Perform: Five sets of five
Depending on whom you ask, thrusters are either one of the best compound movements to add to your workout routines or a sadistic form of torture. This simple-seeming movement utilizes major muscle groups throughout your body and also requires serious aerobic capacity. Start with an empty barbell and gradually increase your weight and reps
Start with the barbell in the front rack position, which means you’ll hold the barbell right at your collar bone with your elbows tucked under the bar. Keeping your head and gaze forward, perform a front squat. Remember, chest up and knees out. At the bottom of the squat, use your glutes and hips to stand up, pushing the barbell up and overhead. At the top of the movement, your arms should be straight with the barbell over the crown of your head. Bring the barbell back down to the front rack position and drop into your front squat. Ideally, your thrusters will flow together with no pauses between the reps.

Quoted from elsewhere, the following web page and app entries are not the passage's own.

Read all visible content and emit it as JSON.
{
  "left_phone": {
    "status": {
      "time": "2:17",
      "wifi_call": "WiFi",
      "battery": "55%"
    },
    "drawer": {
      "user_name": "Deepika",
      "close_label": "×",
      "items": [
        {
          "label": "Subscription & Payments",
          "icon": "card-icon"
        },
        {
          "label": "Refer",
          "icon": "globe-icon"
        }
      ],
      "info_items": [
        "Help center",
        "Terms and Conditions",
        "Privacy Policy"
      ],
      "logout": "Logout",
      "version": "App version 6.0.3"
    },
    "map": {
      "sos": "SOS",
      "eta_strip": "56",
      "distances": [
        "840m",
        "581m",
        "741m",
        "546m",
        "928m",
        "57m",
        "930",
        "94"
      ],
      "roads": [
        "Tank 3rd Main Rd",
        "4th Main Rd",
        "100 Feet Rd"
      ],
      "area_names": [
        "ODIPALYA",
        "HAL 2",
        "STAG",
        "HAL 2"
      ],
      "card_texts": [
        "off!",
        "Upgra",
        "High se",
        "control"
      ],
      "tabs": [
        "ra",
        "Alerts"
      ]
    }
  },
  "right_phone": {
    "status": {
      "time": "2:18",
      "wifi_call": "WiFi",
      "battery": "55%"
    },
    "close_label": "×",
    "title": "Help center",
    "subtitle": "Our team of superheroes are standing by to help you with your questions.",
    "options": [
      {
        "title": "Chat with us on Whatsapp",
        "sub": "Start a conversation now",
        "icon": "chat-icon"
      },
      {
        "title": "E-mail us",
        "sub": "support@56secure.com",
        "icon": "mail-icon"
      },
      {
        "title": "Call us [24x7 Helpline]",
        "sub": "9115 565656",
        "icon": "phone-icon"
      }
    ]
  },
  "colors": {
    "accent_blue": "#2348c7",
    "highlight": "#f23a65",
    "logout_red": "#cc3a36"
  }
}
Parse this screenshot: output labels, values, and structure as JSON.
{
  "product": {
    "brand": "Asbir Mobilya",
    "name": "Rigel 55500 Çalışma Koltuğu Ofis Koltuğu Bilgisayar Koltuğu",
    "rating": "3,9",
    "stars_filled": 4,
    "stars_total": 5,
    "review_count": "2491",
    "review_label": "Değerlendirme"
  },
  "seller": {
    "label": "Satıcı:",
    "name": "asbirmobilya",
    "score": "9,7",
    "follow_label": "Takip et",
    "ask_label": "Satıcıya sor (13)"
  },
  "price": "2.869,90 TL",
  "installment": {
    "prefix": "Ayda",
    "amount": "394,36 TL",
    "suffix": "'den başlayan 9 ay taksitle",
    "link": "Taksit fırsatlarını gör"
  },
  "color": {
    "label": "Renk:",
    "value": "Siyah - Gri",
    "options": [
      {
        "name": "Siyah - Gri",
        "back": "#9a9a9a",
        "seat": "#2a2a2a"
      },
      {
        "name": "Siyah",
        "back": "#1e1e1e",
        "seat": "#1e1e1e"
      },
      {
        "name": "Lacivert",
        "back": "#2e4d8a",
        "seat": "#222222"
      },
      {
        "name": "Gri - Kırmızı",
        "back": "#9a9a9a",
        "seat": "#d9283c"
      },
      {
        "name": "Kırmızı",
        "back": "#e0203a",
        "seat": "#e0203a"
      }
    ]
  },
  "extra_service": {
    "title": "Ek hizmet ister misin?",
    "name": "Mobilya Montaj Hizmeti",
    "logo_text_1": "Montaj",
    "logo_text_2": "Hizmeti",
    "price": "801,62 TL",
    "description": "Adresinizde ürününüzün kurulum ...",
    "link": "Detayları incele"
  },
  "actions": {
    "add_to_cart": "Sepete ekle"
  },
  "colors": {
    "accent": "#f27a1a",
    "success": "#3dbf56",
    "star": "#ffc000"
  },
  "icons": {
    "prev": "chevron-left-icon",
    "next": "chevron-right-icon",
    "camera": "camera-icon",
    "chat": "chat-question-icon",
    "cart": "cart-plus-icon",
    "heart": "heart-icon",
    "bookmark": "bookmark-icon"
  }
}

Alternatives: You can also perform thrusters with dumbbells.
Ready for a Lower Body Free-Weight Workout?
This is far from an exhaustive list of free-weight leg exercises, but it will give you a great start as you launch your journey into working out with free weights. If you feel a little uncertain about free-weight leg workouts, start with the beginner exercises in this list and use light weights. Learning the correct form is well worth the patience and extra work and will pay big dividends later.
Also, you don’t have to try free-weight exercises on your own. A great way to get started is to join a strength-focused group fitness class. Many of these classes utilize dumbbells, barbells, and even kettlebells. Just let the instructor know it’s your first time in the class so they can keep an extra eye on you.
Finally, if you would feel more comfortable with the help of an expert, hire a personal trainer. Make sure to let your trainer know your fitness goals and the fact that you want to focus on the best free-weight exercises. Your trainer will demonstrate movements and help you develop the right form for each movement. Over time, you’ll feel comfortable doing your free-weight leg workouts on your own.
EōS Fitness provides a great selection of free-weight equipment, including dumbbells, kettlebells, barbells, barbell racks, weight plates, and more. A variety of strength-based classes are also offered that will incorporate free weights. Check out an EōS Fitness near you.